November 25, 2013

WEEKEND BOX OFFICE: Not So Fast, “Catching Fire”


Yesterday’s studio estimate for THE HUNGER GAMES: CATCHING FIRE (Lionsgate) seemed high, with a Sunday drop predicted to be by far the lowest in the Top 10, so it’s not much of a surprise to see the weekend number reduced now that final figures are out, down $3M from $161.1M to $158.1M.  Even with the change, Catching Fire remains the biggest non-summer opener ever and healthily ahead of the start for the first Hunger Games.  But it’s no longer the highest-opening 2D movie, and it slips from #4 to #6 on the list of all-time opening weekends, in both cases because it’s now behind The Dark Knight ($158.4M) and The Dark Knight Rises ($160.9M).

$3M here or there isn’t a particularly major concern for a blockbuster like Catching Fire.  The bigger box office question is how it will hold during the 5-day Thanksgiving holiday.  In each of the last 2 years, Thanksgiving was dominated by one of the Breaking Dawns, which were extremely front-loaded.  After the usual Monday plunge, they each had modest increases on Tuesday and Wednesday, then a big drop on the holiday itself, followed by roughly doubling on Friday, then a tiny drop on Saturday and a big one on Sunday.  The result was that in the full week after their opening weekends, the Breaking Dawns made an amount equal to about 61-62% of their opening weekends.  If that model holds for Catching Fire, it would be at around $255M by Sunday, still narrowly ahead of Hunger Games, which was at $248M after 10 days of release.  But there’s definite potential upside for Catching Fire, which has more of an older audience that isn’t quite as female-skewing, which may make it less front-loaded.

Incidentally, Catching Fire wasn’t the only movie to indulge in some wishful thinking with its weekend estimates.  For some reason, DELIVERY MAN (DreamWorks/Disney) thought it was worth exaggerating by 3% to push its weekend above $8M, when its real total was an even more horrific $7.9M, and the expanding NEBRASKA (Paramount) was overstated by 7%, giving it a less impressive $11.6K per-theatre average.

About the Author

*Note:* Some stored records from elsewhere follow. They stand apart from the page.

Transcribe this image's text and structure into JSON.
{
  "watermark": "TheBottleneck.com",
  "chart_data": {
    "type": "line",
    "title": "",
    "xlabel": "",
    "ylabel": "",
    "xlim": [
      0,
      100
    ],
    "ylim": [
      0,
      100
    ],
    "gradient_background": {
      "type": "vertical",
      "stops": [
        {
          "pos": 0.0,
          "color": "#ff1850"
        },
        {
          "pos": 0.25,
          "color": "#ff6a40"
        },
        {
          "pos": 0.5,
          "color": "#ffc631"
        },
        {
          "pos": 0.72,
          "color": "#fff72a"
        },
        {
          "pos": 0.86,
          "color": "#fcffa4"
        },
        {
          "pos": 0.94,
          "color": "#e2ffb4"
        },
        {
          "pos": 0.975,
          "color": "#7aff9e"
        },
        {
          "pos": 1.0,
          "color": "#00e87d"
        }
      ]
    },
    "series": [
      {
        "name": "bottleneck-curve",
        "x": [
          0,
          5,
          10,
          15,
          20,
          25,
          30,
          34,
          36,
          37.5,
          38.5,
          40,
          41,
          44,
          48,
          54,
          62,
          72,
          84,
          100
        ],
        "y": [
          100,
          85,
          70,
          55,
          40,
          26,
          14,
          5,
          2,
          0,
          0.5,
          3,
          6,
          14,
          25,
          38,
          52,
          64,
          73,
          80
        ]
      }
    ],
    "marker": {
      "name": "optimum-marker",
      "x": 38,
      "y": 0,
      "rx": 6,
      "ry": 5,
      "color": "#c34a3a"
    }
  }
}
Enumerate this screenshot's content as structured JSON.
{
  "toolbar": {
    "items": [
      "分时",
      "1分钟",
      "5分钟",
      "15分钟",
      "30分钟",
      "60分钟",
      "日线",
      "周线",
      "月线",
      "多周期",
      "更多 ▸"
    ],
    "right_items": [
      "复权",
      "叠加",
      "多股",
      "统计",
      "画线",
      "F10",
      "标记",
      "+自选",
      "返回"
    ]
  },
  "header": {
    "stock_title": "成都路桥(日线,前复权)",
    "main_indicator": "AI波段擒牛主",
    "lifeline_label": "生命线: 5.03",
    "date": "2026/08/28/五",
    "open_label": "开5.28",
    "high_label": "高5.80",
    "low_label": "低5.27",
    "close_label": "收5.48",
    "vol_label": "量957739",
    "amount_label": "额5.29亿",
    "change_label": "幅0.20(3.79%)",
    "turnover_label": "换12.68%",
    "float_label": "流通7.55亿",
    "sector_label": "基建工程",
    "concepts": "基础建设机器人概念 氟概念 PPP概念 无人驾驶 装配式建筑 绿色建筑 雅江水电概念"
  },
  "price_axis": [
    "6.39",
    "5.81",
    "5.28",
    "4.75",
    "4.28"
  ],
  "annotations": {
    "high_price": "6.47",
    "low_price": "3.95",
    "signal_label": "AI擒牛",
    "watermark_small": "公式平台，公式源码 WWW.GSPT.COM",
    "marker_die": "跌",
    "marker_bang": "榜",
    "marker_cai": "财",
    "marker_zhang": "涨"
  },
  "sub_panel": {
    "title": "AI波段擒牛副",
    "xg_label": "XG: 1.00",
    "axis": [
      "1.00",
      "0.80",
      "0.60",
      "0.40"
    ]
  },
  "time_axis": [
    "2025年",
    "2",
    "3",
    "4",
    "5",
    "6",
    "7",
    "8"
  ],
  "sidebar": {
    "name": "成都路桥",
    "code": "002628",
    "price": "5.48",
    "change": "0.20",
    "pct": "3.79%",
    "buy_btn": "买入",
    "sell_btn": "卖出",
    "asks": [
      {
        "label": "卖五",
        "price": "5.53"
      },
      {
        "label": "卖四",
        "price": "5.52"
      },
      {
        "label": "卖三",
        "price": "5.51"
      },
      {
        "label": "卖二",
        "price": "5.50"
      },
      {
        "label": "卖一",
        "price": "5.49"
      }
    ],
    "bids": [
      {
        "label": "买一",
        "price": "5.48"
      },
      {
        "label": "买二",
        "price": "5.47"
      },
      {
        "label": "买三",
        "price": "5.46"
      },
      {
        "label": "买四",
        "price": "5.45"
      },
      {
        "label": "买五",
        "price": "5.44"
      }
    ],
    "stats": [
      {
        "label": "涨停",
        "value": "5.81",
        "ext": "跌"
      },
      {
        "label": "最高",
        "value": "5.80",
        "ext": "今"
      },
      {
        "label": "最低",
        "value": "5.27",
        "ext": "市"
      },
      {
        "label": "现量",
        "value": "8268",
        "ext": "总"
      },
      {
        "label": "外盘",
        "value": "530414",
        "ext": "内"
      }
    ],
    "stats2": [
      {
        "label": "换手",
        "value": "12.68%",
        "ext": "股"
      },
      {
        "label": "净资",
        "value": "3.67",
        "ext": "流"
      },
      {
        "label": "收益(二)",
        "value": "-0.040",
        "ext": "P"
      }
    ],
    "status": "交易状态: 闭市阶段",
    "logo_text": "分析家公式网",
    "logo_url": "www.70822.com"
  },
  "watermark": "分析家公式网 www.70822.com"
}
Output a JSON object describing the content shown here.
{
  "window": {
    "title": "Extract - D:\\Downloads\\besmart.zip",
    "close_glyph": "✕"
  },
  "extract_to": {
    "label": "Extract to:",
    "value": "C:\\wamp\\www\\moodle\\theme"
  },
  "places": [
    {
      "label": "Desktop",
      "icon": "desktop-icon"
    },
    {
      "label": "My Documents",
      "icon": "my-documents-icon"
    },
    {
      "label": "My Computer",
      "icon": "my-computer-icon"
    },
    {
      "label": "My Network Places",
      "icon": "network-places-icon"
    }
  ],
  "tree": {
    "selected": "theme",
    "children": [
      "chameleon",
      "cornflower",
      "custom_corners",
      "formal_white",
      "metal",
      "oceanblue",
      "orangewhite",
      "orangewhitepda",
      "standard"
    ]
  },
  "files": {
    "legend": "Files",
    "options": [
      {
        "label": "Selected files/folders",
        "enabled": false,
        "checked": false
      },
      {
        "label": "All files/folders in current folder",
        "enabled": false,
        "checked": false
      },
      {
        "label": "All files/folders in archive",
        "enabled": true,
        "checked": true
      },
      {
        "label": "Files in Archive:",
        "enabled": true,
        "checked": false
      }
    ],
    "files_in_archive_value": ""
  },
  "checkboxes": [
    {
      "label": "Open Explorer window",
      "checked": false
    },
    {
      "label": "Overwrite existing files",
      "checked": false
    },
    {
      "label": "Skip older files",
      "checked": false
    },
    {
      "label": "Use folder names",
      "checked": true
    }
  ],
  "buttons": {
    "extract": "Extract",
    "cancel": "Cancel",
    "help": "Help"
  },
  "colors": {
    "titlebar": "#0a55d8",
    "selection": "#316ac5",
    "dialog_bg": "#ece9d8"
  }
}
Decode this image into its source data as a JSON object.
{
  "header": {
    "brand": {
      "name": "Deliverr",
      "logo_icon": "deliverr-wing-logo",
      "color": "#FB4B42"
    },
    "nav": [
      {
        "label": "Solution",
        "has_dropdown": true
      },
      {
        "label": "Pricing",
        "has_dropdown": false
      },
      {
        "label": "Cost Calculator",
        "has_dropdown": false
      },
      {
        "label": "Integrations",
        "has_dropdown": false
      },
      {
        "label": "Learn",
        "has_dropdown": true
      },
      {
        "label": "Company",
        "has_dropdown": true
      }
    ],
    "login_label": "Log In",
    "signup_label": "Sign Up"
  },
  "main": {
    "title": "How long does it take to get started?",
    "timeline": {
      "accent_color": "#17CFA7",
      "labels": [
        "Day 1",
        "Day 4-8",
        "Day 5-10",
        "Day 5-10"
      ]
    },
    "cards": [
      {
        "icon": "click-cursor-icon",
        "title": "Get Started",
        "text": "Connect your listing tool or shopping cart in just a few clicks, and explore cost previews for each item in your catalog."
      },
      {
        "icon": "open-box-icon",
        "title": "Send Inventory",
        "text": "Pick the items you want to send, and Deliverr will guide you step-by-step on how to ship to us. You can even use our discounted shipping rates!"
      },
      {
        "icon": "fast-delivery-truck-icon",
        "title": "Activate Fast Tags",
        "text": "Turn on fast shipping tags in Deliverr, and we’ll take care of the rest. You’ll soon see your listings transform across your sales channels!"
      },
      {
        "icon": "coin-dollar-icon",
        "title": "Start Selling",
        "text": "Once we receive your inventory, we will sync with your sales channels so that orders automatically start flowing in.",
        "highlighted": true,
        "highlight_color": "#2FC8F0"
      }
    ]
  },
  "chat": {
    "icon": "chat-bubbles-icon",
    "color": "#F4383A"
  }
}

Mitch Salem
MITCH SALEM has worked on the business side of the entertainment industry for 20 years, as a senior business affairs executive and attorney for such companies as NBC, ABC, USA, Syfy, Bravo, and BermanBraun Productions, and before that, at the NY law firm of Weil, Gotshal & Manges. During all that, he has more or less constantly been going to the movies and watching TV, and writing about both since the 1980s. His film reviews also currently appear on and In addition, he is co-writer of an episode of the television series "Felicity."